3. Don’t Waste Time on One Muscle
There are two types of exercise: compound and isolated. Isolated exercise triggers one muscle or muscle group, whereas compound exercise targets multiple muscle groups. While isolated exercise has its place, many experts advise bodybuilders to use compound exercises at least 80 percent of the time. 
Using compound exercises maximizes gym visits and increases muscle building before the body reaches exhaustion. W.J. Kraemer of the American College of Sports Medicine led a study to observe different types of exercise routines. Results show exercise which targets multiple areas is more efficient for reaching fitness goals. Kraemer recommends “emphasis be placed on multiple-joint exercises, especially those involving the total body.” 
Some examples of compound exercises include flat bench, squat, clean and press, and deadlifts. Adding any of these exercises to your routine optimizes muscle growth and body mass.
4. Outsmart Your Exercise Plateau
The term “exercise plateau” refers to the point during any athlete’s progression where results seem to dramatically slow down. Beginner bodybuilders almost always gain mass faster than a seasoned bodybuilder. This is because the body is not acclimated to the exercise at first, but then adapts to the new stressor. 
The best way to stay one step ahead of your exercise plateau is adding variety to workouts. This prevents the body from adapting to one specific exercise. It also prevents boredom and keeps motivation levels high. You might decide to change a few exercises, change resting intervals, or switch exercise order. 
Never go longer than two weeks before introducing a change. Don’t be afraid to completely revamp exercise routines every few weeks.
 Len Kravitz, Ph.D. “Training To Failure.” The University of New Mexico. Available from: http://www.unm.edu/
 Sundstrup E, Jakobsen MD, Andersen CH, Zebis MK, Mortensen OS, Andersen LL. “Muscle Activation Strategies During Strength Training with Heavy Loading Vs. Repetitions to Failure.” Available from: http://www.ncbi.nlm.nih.gov/pubmed/21986694
 Mikel Izquierdo, Javier Ibanez, Juan Jose Gonzalez-Badillo, Keijo Hakkinen, Nicholas A. Ratamess, William J. Kraemer, Duncan N. French, Jesus Eslava, Aritz Altadill, Xabier Asiain, Esteban M. Gorostiaga. “Differential Effects of Strength Training Leading to Failure versus Not To Failure on Hormonal Responses, Strength, and Muscle Power Gains.” Journal of Applied Physiology. May 2006, vol. 100 no. 5 pages 1647-1656. Available from: http://www.jappl.org/content/100/5/1647.short
 Clark, Shannon. “6 Quick BodyBuilding Tips.” BodyBuilding.com. Available from: http://www.bodybuilding.com/fun/6-bodybuilding-tips-faster-results.htm

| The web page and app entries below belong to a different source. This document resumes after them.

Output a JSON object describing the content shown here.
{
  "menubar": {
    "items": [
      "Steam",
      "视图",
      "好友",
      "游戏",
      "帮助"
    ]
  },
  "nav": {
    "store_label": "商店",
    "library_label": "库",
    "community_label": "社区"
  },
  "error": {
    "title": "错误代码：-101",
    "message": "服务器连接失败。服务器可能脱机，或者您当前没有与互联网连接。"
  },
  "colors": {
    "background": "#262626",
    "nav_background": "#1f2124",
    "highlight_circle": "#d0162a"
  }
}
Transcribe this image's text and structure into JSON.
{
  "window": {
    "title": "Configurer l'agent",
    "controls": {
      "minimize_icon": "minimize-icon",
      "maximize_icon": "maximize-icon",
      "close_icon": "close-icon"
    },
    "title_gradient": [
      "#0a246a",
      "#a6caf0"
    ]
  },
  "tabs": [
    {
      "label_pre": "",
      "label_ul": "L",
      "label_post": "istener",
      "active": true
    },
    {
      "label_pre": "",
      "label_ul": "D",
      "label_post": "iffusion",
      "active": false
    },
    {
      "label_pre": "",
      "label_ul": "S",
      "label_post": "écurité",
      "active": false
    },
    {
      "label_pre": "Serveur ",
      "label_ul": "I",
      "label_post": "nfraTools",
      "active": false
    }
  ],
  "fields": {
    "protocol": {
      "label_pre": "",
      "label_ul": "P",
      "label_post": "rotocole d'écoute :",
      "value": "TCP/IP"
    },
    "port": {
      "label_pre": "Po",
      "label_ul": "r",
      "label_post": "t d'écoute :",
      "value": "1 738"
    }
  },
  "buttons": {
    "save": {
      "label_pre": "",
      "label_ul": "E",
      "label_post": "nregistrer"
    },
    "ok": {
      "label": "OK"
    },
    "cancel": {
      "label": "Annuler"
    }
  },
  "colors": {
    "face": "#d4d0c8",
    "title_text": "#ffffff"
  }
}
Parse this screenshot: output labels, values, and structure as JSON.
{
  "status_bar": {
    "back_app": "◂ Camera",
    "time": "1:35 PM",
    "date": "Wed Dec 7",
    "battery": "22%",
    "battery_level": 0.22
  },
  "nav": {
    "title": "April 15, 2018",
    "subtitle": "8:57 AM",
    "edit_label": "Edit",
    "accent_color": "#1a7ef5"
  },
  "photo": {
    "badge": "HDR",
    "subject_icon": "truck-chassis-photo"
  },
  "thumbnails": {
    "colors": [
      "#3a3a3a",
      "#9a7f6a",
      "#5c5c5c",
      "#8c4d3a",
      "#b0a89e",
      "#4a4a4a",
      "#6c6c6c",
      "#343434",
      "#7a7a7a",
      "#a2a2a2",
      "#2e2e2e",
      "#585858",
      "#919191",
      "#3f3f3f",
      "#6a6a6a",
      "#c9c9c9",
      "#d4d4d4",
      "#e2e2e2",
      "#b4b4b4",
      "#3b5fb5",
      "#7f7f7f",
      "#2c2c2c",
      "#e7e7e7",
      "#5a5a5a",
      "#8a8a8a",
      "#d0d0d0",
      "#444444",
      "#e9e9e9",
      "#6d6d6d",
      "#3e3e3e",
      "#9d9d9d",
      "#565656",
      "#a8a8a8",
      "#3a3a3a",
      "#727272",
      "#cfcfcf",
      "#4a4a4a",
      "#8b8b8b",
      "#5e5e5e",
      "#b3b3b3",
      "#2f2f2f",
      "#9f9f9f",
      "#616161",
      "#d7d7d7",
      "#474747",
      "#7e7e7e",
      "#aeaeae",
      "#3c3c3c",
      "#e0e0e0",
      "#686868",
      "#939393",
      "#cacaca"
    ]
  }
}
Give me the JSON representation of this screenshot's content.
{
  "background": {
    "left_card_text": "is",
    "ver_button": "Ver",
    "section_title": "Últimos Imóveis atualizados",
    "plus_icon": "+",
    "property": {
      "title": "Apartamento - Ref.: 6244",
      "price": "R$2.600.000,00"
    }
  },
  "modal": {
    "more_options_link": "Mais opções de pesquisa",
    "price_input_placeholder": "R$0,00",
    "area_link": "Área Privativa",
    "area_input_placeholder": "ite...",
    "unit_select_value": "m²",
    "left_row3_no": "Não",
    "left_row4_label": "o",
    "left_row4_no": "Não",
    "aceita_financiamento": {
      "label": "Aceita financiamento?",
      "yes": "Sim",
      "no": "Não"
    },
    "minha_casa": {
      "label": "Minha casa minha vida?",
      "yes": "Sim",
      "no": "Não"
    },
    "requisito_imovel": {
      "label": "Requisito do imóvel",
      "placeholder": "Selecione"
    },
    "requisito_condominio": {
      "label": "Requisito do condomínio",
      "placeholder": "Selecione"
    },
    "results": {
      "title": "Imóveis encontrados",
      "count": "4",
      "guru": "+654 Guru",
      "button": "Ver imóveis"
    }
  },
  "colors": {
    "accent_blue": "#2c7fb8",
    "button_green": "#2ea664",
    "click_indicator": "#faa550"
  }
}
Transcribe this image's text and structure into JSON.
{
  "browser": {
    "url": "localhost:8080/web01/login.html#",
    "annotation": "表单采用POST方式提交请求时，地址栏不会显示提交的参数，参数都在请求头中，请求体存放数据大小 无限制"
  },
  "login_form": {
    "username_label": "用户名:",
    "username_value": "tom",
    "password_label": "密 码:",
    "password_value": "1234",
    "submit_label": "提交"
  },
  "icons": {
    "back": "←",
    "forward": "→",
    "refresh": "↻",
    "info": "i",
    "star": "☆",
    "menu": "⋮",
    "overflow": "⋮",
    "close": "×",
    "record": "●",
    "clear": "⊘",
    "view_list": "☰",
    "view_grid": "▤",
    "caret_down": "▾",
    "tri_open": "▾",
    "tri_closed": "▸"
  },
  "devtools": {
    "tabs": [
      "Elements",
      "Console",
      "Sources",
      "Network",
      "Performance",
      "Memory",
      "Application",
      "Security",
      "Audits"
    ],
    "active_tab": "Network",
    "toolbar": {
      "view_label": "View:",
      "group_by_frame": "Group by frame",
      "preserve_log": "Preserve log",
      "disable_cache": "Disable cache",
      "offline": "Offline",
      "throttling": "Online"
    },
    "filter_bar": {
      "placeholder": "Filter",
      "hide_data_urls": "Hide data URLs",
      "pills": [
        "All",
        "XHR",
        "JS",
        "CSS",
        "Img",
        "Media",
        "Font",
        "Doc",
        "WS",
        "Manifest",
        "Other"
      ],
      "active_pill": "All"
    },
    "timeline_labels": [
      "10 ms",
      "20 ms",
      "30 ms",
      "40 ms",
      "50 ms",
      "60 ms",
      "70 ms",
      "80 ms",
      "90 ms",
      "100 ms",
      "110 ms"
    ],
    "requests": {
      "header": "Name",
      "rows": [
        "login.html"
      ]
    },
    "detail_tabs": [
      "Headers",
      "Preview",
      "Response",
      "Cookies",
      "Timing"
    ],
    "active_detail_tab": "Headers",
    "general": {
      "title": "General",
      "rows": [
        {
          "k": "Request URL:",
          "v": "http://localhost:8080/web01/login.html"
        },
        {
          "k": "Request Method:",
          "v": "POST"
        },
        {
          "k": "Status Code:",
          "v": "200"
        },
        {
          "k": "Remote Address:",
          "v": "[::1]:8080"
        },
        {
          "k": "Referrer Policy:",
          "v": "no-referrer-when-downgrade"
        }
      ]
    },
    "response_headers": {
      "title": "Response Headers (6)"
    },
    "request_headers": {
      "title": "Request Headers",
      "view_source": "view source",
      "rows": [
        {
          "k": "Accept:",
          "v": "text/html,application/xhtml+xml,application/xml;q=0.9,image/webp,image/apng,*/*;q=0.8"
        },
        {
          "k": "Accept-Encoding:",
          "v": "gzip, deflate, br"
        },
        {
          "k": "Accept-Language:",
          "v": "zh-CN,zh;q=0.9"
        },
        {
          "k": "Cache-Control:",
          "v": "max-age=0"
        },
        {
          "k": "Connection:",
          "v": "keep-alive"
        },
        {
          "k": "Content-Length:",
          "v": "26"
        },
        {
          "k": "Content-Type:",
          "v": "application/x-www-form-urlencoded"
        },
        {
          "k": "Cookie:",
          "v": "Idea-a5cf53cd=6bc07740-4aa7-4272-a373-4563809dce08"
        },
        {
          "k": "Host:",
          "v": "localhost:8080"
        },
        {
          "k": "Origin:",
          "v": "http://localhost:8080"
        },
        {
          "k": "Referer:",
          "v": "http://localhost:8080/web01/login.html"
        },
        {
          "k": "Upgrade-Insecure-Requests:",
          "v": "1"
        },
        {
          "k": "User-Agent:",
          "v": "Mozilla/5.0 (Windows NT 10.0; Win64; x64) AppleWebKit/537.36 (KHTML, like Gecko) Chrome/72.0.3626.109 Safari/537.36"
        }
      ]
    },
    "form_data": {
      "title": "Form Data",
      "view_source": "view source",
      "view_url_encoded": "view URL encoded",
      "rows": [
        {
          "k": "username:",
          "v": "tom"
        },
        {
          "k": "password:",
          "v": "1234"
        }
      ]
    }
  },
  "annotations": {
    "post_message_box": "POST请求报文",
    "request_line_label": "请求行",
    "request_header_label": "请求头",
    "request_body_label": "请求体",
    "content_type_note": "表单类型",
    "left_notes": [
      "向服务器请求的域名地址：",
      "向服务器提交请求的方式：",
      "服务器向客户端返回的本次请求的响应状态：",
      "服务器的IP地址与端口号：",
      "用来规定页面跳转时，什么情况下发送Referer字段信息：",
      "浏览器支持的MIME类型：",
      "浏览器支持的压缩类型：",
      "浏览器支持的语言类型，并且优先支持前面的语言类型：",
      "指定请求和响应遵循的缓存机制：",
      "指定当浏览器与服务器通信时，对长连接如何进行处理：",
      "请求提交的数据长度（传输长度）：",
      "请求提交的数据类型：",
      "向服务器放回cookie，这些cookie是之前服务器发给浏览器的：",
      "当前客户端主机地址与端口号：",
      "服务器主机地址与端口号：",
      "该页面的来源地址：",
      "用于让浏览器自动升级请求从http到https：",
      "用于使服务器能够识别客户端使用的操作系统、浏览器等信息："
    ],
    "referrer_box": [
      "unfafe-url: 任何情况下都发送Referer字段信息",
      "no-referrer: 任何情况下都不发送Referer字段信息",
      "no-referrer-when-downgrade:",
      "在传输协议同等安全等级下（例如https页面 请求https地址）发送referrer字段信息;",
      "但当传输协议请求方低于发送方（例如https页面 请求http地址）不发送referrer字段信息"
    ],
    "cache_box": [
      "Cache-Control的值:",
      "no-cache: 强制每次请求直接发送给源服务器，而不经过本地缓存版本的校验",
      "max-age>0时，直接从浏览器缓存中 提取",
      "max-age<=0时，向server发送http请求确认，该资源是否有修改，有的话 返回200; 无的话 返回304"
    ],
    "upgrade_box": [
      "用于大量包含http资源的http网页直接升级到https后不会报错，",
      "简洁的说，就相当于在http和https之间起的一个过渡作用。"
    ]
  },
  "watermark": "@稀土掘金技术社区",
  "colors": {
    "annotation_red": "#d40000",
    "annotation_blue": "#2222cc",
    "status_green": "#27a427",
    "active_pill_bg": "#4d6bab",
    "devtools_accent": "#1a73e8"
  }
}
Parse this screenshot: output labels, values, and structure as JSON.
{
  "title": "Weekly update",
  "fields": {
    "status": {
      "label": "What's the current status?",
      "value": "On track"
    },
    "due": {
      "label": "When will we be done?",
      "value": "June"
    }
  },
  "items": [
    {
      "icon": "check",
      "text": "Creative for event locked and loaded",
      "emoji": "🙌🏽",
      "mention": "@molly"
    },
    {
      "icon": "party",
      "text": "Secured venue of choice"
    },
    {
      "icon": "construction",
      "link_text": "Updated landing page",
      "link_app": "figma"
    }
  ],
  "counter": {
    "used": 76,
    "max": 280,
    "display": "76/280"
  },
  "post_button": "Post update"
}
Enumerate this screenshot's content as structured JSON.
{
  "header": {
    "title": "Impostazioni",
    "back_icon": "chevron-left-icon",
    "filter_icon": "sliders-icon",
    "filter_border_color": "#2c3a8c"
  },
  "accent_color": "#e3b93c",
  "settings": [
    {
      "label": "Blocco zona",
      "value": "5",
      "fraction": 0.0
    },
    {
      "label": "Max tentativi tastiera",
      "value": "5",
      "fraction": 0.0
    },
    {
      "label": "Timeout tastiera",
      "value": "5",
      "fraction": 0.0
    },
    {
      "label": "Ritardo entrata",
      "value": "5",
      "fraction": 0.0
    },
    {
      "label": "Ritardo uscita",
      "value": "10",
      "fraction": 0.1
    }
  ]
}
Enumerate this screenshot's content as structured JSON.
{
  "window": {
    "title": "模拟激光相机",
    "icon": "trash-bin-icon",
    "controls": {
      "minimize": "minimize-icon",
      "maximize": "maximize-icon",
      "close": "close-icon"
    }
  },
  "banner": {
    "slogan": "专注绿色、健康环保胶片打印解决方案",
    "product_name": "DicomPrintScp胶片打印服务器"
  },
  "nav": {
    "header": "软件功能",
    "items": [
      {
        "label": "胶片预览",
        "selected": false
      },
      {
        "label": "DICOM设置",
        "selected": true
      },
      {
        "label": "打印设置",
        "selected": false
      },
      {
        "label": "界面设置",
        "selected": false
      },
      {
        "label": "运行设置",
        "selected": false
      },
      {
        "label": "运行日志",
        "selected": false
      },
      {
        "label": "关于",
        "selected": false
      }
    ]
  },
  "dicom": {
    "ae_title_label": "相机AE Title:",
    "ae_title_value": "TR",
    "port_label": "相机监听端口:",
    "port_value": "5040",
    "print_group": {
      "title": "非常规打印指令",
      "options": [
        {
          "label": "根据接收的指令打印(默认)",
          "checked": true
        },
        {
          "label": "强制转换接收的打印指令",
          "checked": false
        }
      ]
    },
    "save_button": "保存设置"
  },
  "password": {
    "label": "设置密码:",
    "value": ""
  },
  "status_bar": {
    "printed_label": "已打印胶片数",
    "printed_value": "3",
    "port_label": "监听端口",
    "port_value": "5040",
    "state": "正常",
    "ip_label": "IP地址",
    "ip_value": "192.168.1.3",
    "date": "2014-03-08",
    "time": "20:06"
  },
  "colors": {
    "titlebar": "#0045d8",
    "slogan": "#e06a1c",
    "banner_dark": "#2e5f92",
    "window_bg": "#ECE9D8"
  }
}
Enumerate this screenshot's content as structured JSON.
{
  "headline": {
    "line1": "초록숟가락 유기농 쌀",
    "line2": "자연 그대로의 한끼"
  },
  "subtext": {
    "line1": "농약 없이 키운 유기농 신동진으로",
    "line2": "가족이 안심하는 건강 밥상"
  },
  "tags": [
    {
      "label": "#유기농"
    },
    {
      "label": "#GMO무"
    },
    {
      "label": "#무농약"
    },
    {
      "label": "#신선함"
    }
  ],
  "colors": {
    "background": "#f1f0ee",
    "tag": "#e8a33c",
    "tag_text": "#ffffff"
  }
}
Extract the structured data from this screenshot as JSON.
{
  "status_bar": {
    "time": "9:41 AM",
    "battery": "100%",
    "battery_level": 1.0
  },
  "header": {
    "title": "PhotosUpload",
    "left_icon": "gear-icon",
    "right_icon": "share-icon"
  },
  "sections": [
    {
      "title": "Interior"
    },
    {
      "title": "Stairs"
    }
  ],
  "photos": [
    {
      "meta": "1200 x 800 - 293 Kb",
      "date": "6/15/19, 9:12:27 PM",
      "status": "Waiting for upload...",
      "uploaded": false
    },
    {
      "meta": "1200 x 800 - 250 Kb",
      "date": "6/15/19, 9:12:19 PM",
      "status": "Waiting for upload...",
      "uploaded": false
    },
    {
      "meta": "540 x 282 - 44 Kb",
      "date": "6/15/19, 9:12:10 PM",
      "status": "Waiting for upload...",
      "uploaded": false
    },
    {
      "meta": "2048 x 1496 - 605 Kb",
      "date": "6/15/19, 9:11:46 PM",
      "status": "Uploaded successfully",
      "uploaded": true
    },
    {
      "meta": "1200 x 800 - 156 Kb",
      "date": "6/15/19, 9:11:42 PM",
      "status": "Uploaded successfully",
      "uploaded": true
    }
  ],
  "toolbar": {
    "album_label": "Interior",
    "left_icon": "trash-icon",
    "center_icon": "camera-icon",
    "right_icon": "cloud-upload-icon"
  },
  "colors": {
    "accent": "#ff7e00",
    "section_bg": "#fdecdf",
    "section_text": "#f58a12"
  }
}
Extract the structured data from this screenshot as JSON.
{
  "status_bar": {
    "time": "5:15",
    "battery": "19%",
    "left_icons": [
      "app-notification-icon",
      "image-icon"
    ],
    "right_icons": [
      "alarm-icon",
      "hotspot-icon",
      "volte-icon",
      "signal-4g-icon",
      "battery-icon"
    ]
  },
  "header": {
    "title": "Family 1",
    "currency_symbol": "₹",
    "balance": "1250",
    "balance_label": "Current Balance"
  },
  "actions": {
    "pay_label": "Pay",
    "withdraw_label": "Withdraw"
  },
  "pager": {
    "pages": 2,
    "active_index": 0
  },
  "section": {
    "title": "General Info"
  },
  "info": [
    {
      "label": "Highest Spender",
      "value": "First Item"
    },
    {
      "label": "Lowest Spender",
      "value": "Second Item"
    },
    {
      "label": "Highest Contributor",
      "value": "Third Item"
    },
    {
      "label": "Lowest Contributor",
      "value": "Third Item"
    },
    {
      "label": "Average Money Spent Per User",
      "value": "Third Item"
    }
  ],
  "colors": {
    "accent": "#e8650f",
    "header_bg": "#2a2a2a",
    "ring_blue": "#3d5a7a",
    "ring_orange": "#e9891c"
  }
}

 Prof. William J. Kraemer and Nicholas A. Ratamess. “Hormonal Responses and Adaptions to Resistance Exercise and Training.” Sports Medicine. April 2006, Vol. 35, Issue 4, pages 339-361. Available from: http://link.springer.com/article/10.2165/00007256-200535040-00004#page-1
 Kraemer WJ, Adams K, Cafarelli E, Dudley GA, Dooly C, Feigenbaum MS, Fleck SJ, Franklin B, Fry AC, Hoffman JR, Newton RU, Potteiger J, Stone MH, Ratamess NA, Triplett-McBride T. “American College of Sports Medicine position and stand. Progression models in resistance training for healthy adults.” Med Sci Sports Exerc. 2002 Feb; 34(2): 364-80. Available from: http://www.ncbi.nlm.nih.gov/pubmed/11828249
 Monte, Vince Del. “BodyBuilding Tips.” AskMen.com. Available from: http://www.askmen.com/sports/bodybuilding_1000/1046_bodybuilding-tips.html